With the race starting at 6am, this would have me home at 6:20pm. I think this is realistic, but like everything else…who knows. I don’t think splits as we pass over timing mats are being updated anywhere, but you can follow along on Twitter using the hashtags #flingrace and #highlandfling – there isn’t an official one and people seem to be posting using both. Kynon will also be updating when he can – you can follow user @mr_kynon to get updates from him, but due to the remoteness of the course, 3G signal is very patchy.
Food and Fuel
The most important part of the day! In my months of training I have been eating lots of different things and have discovered that luckily, my stomach is as strong as my legs and can take everything I’ve been throwing at it. I eat a little something every 45 minutes and will restock my pockets at each checkpoint. I’m obviously not going for anything new on race day though, and have created drop “bags” for the check point locations.
Start of Race – Camelbak contents
500ml High5 Electrolyte drink
2 High5 gels, salted hula hoops, Jaffa cake bar, Galaxy Caramel cake bar (approx 500 calories)
Also in there is a space blanket, blister repair kit, paracetamol, immodium, emergency whistle and phone.
Check Point 1 – Balmaha – 19.8 miles
To eat at checkpoint – Strawberry rice pudding and a bottle of lucozade
To take away – Salt n vinegar crisps, cake bars, raisins and gels
Approximately 880 calories
Check Point 2 – Rowardennan – 27.2 miles
To eat at checkpoint – Fruit cup, custard, Dr Pepper
To take away – Salted crisps, cake bars, 2 gels, flapjack
Approximately 825 calories
Checkpoint 3 – Inversnaid – 34.3 miles
To eat at checkpoint – Rice pudding, coke
To take away – Salt n vinegar squares, cake bars, 2 caffeinated gels, flapjack
Approximately 740 calories
Checkpoint 4 – Beinglas Farm – 40.9
To eat at checkpoint – custard and fruit cup, gin (blame Vicki and Sandra for that)!
To take away – salted crisps, caffeinated gels, cake cars, flapjack.
Approximately 698 calories
In total over the day at my usual metabolic rate I will burn 5830 calories, and in total I ‘m replacing that on the run with 3647 if I consume everything (which I doubt I will). I’m sure a lot of people will be quick to say I’ve got far too much stuff and all I need is some water and a pocket full of peanuts, but I have no idea how I’m going to feel or cope during this adventure (which could be 15 hours long…) so I’d rather be presented with the choice than have nothing to look forward to.
So that’s about it. Everything is prepared and I just have a long day at work to go before we can get on the road to Milngavie. I had one last physio appointment today where I got my knee re-taped and some ultrasound treatment, and it is feeling good to go. I am so ready to get out there and run!

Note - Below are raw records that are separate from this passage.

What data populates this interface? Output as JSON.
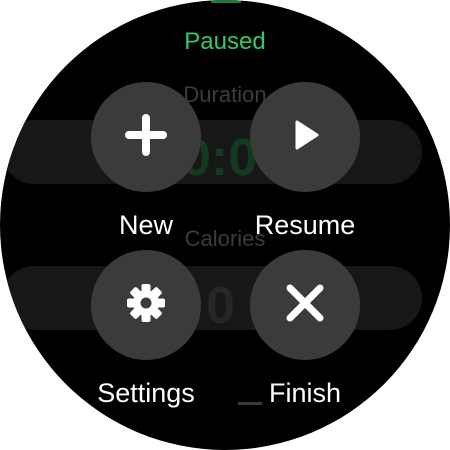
{
  "status": "Paused",
  "background": {
    "duration_label": "Duration",
    "duration_value": "0:0",
    "calories_label": "Calories",
    "calories_value": "0"
  },
  "menu": {
    "new": {
      "label": "New",
      "icon": "plus-icon"
    },
    "resume": {
      "label": "Resume",
      "icon": "play-icon"
    },
    "settings": {
      "label": "Settings",
      "icon": "gear-icon"
    },
    "finish": {
      "label": "Finish",
      "icon": "close-icon"
    }
  },
  "colors": {
    "status": "#2ecc63",
    "button_bg": "#3b3b3b",
    "background": "#000000"
  }
}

I can’t wait to reap the benefits of all the work I’ve put in this year so far. It has been a long slog, but I dearly hope it will be worth it. The hard part is over – all I need to do now is show up at 6am on Saturday morning and start running at the start…and stop running when I get to the finish. Easy.
Before I go, a quick mention and huge vote of thanks to Kynon and the masses of other marshals who are giving up their entire Saturday to be out there in the middle of nowhere so we can run this race. From time to time I’ve moaned about the stuff I’ve had to give up to train for this event, but this weekend Kynon ought to be in Whitby captaining Real Gothic FC for their biannual football match against Athletico Gazette, which is part of the Whitby Goth Weekend. It’s the first time he’s missed a match since 2006 so I am hugely appreciative of what he’s given up to support me in my endeavours this weekend. I hope the Gothic can forgive me for stealing their Captain…I doubt I’ll get away with this more than once, so you can be assured he’ll be back next time…
See you on the other side…